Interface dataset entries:
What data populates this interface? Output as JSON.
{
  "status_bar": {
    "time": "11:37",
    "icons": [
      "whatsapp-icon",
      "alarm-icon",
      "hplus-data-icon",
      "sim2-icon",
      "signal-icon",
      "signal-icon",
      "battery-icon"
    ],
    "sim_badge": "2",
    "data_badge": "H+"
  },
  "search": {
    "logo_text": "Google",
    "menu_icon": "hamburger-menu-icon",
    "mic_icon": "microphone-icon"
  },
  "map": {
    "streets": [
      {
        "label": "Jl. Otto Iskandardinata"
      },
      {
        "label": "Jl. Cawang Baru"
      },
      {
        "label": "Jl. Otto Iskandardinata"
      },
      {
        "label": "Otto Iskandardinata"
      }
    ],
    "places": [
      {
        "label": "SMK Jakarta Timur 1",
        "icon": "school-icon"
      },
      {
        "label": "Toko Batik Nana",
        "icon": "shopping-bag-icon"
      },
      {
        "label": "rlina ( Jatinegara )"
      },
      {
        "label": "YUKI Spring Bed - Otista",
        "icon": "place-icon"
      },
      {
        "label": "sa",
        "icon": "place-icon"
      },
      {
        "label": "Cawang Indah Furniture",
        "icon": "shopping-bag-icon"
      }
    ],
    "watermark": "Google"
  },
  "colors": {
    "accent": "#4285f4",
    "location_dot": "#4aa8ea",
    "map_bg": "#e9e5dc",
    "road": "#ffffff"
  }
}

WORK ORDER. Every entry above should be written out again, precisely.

YOUR RESPONSE.
What data populates this interface? Output as JSON.
{
  "status_bar": {
    "time": "11:37",
    "icons": [
      "whatsapp-icon",
      "alarm-icon",
      "hplus-data-icon",
      "sim2-icon",
      "signal-icon",
      "signal-icon",
      "battery-icon"
    ],
    "sim_badge": "2",
    "data_badge": "H+"
  },
  "search": {
    "logo_text": "Google",
    "menu_icon": "hamburger-menu-icon",
    "mic_icon": "microphone-icon"
  },
  "map": {
    "streets": [
      {
        "label": "Jl. Otto Iskandardinata"
      },
      {
        "label": "Jl. Cawang Baru"
      },
      {
        "label": "Jl. Otto Iskandardinata"
      },
      {
        "label": "Otto Iskandardinata"
      }
    ],
    "places": [
      {
        "label": "SMK Jakarta Timur 1",
        "icon": "school-icon"
      },
      {
        "label": "Toko Batik Nana",
        "icon": "shopping-bag-icon"
      },
      {
        "label": "rlina ( Jatinegara )"
      },
      {
        "label": "YUKI Spring Bed - Otista",
        "icon": "place-icon"
      },
      {
        "label": "sa",
        "icon": "place-icon"
      },
      {
        "label": "Cawang Indah Furniture",
        "icon": "shopping-bag-icon"
      }
    ],
    "watermark": "Google"
  },
  "colors": {
    "accent": "#4285f4",
    "location_dot": "#4aa8ea",
    "map_bg": "#e9e5dc",
    "road": "#ffffff"
  }
}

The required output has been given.